That, and the man can turn a phrase. No words wasted, none unconsidered, he has the knack of writing beautifully without detracting from the story (even with such experimental forms as “Orange,” told as a series of answers to an unseen questionnaire), and somehow casting a spell of Tale and Atmosphere that sets his writing apart. Apologies to all other writers rated here to date—Gaiman takes the cake for wordsmithery.
He also makes a good grab at best storyteller—though it’s hard to compare these (mainly) brief tales to the longer and deeper novels I generally review, his stories draw you naturally on, surprise you with in-hindsight-inevitable twists, and reveal character in a delightfully tight way. Sometimes, there are even conclusions to be drawn, though usually we are left more with a taste of human nature, refined and distilled by Gaiman’s remarkable gray matter.
If there is a bone to be picked with Trigger Warning, it’s that some stories are too experimental to have much impact, or make much sense, or even really adhere to the beginning-middle-endness that usually marks a story. The Man Who Forgot Ray Bradbury is among these, like Ulysses for someone with early-onset Alzheimers; and An Invocation of Incuriosity, or A Calendar of Tales, contain beautiful images and haunting snatches of story, but don’t quite add up to a tale told or an emotion evoked.
Thus, perhaps, the title—the snippets and snatches mixed in with the beefier tales are more like stabs at our triggers—pokes at a keyboard of Big Red Buttons that may, occasionally, connect to our tender, darker places. Perhaps we should count ourselves lucky when they fail—but rest (un)assured that the longer tales have enough loveable character, mundane evil, and dark twists to pull the big triggers every time. Best among these are “A Case of Death and Honey,” mixing Sherlock Holmes with Chinese apiculture; “Nothing O’Clock,” a quirky tale from the Dr. Who universe, and (especially) “Black Dog,” original to the collection, starring Shadow from Gaiman’s American Gods and previously seen in another novella, “The Monarch of the Glen.”

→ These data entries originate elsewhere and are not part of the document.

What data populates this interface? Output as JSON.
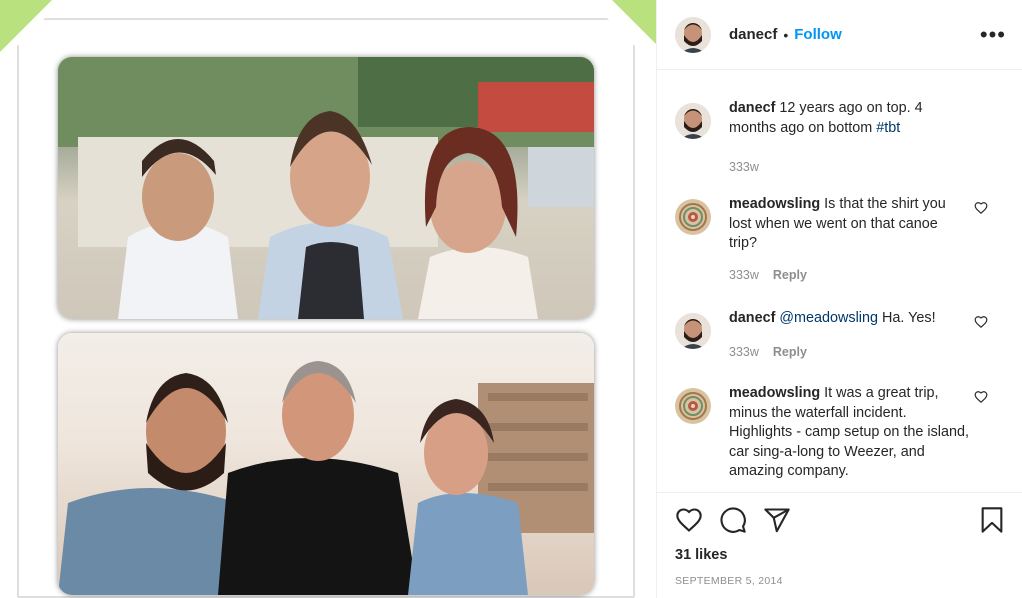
{
  "post": {
    "author": "danecf",
    "follow_label": "Follow",
    "dot": "•",
    "more_label": "•••",
    "likes": "31 likes",
    "date": "September 5, 2014",
    "caption": {
      "user": "danecf",
      "text": "12 years ago on top. 4 months ago on bottom",
      "hashtag": "#tbt",
      "time": "333w"
    }
  },
  "comments": [
    {
      "user": "meadowsling",
      "text": "Is that the shirt you lost when we went on that canoe trip?",
      "time": "333w",
      "reply": "Reply",
      "avatar": "mandala-avatar"
    },
    {
      "user": "danecf",
      "mention": "@meadowsling",
      "text": "Ha. Yes!",
      "time": "333w",
      "reply": "Reply",
      "avatar": "bearded-man-avatar"
    },
    {
      "user": "meadowsling",
      "text": "It was a great trip, minus the waterfall incident. Highlights - camp setup on the island, car sing-a-long to Weezer, and amazing company.",
      "time": "",
      "reply": "",
      "avatar": "mandala-avatar"
    }
  ],
  "icons": {
    "like": "heart-icon",
    "comment": "comment-icon",
    "share": "send-icon",
    "save": "bookmark-icon",
    "comment_like": "small-heart-icon"
  },
  "colors": {
    "accent": "#0095f6",
    "link": "#00376b",
    "muted": "#8e8e8e",
    "corner_green": "#b9e27e"
  }
}
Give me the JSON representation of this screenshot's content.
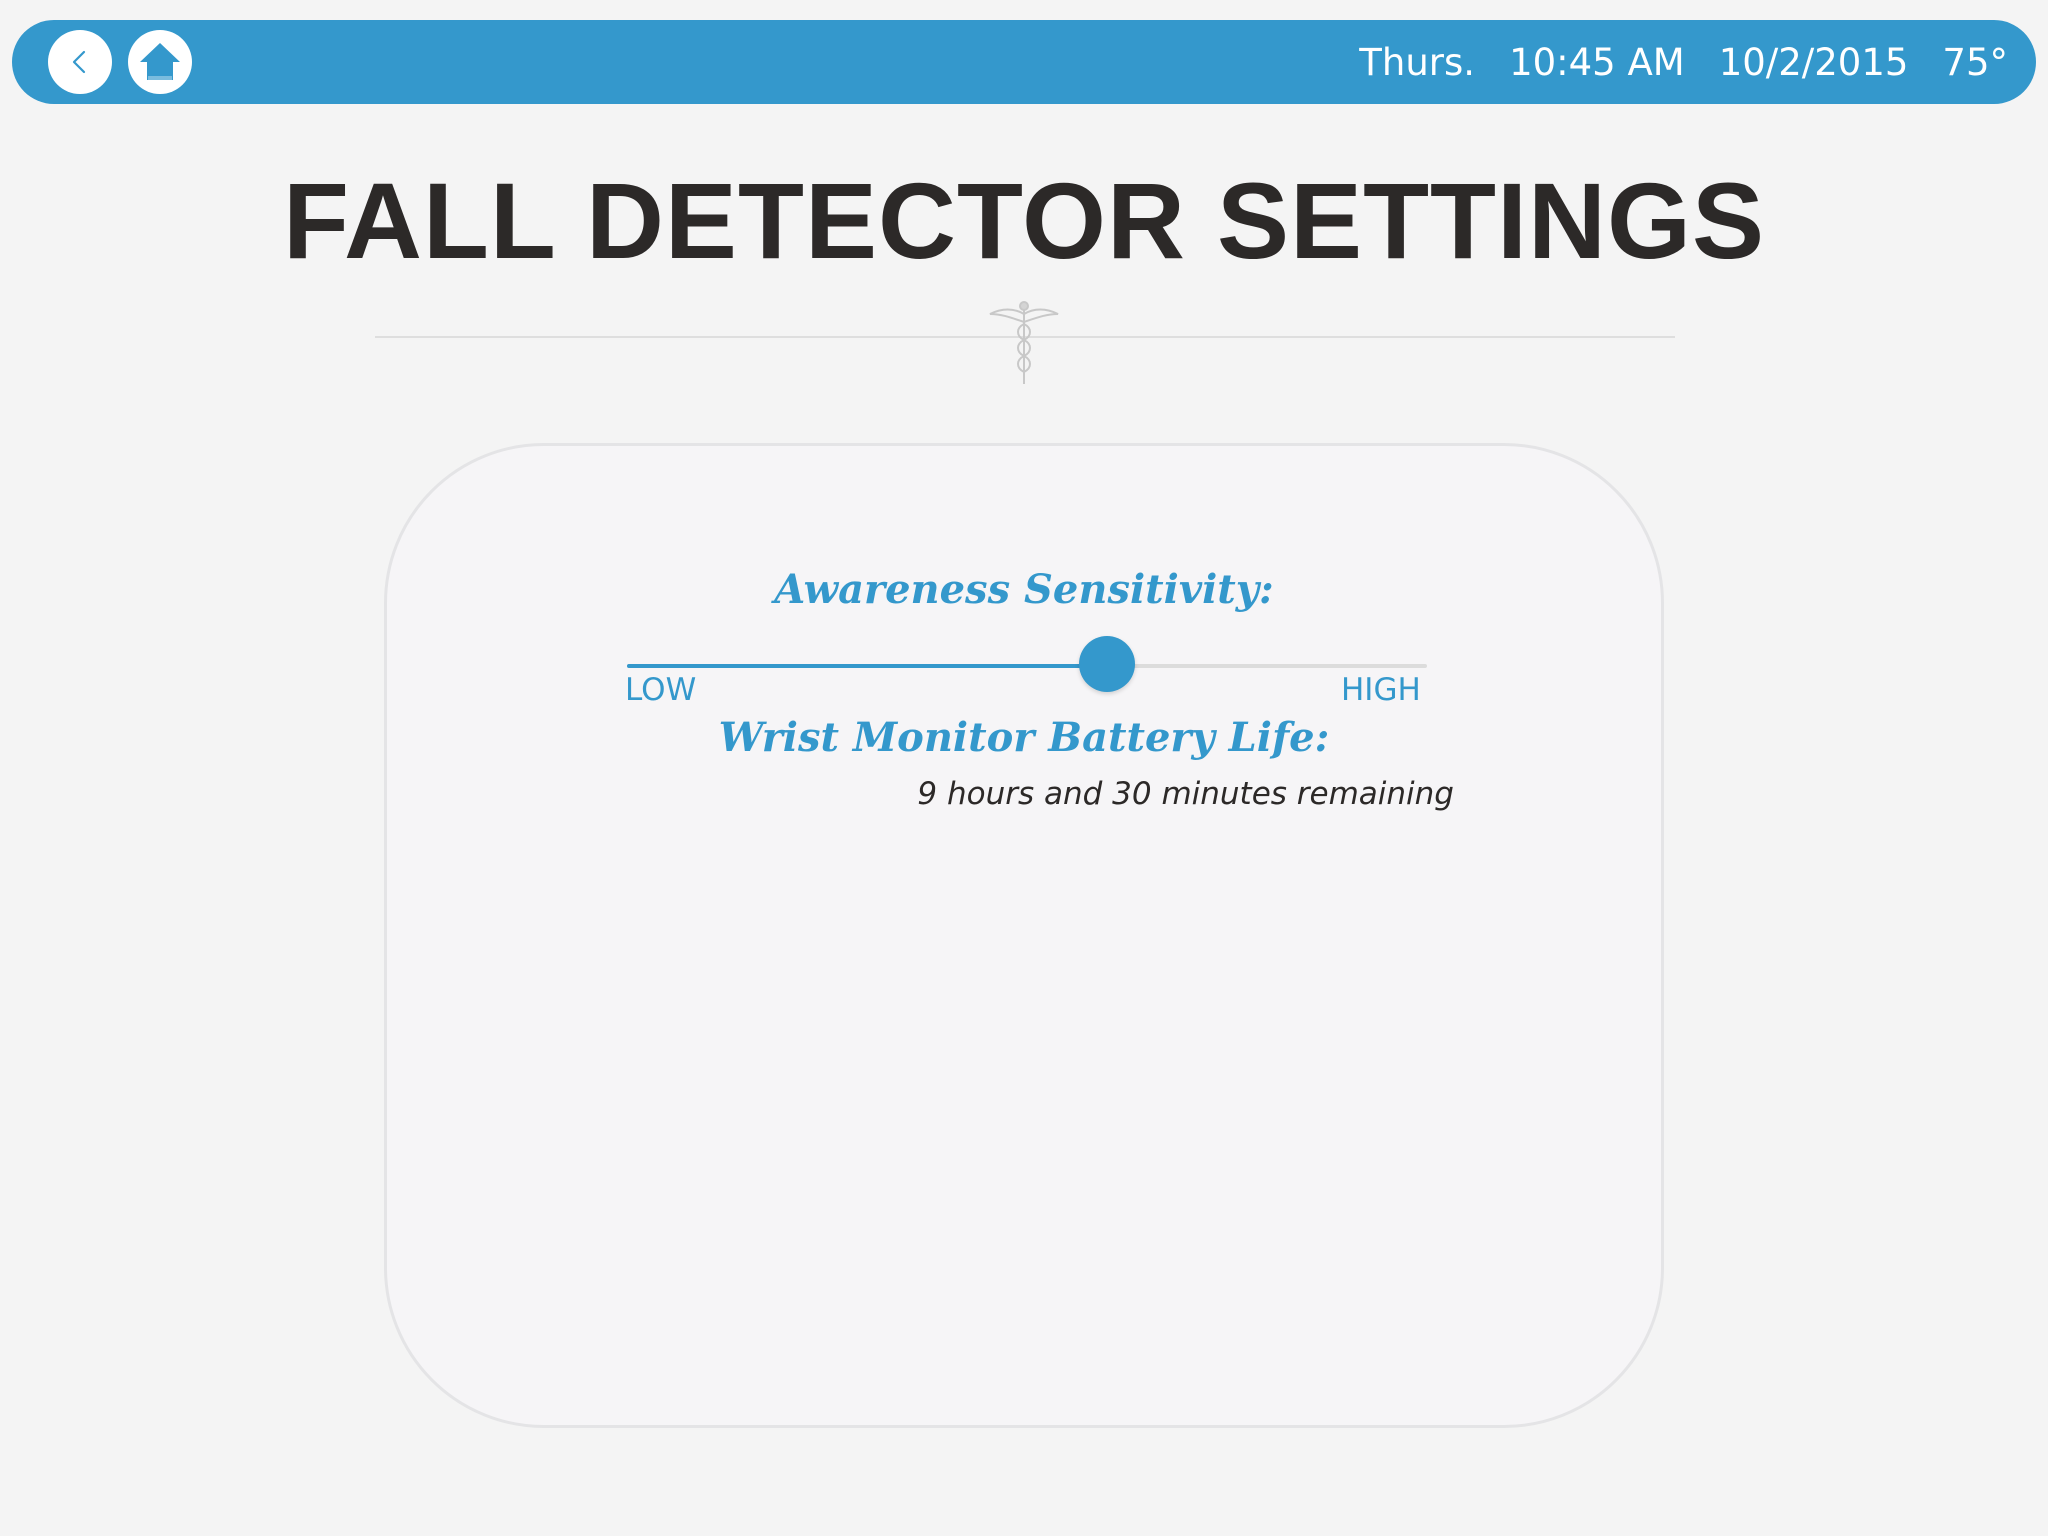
{
  "status_bar": {
    "day": "Thurs.",
    "time": "10:45 AM",
    "date": "10/2/2015",
    "temperature": "75°"
  },
  "icons": {
    "back": "chevron-left-icon",
    "home": "home-icon",
    "divider_emblem": "caduceus-icon"
  },
  "title": "FALL DETECTOR SETTINGS",
  "settings": {
    "sensitivity_heading": "Awareness Sensitivity:",
    "sensitivity_value_fraction": 0.6,
    "low_label": "LOW",
    "high_label": "HIGH",
    "battery_heading": "Wrist Monitor Battery Life:",
    "battery_remaining": "9 hours and 30 minutes remaining"
  },
  "colors": {
    "accent": "#3498cc",
    "title_text": "#2c2928",
    "background": "#f4f4f4"
  }
}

So let me revise my earlier statement: I was not a die-hard Gaiman fan before reading this book. But now… something may have been triggered.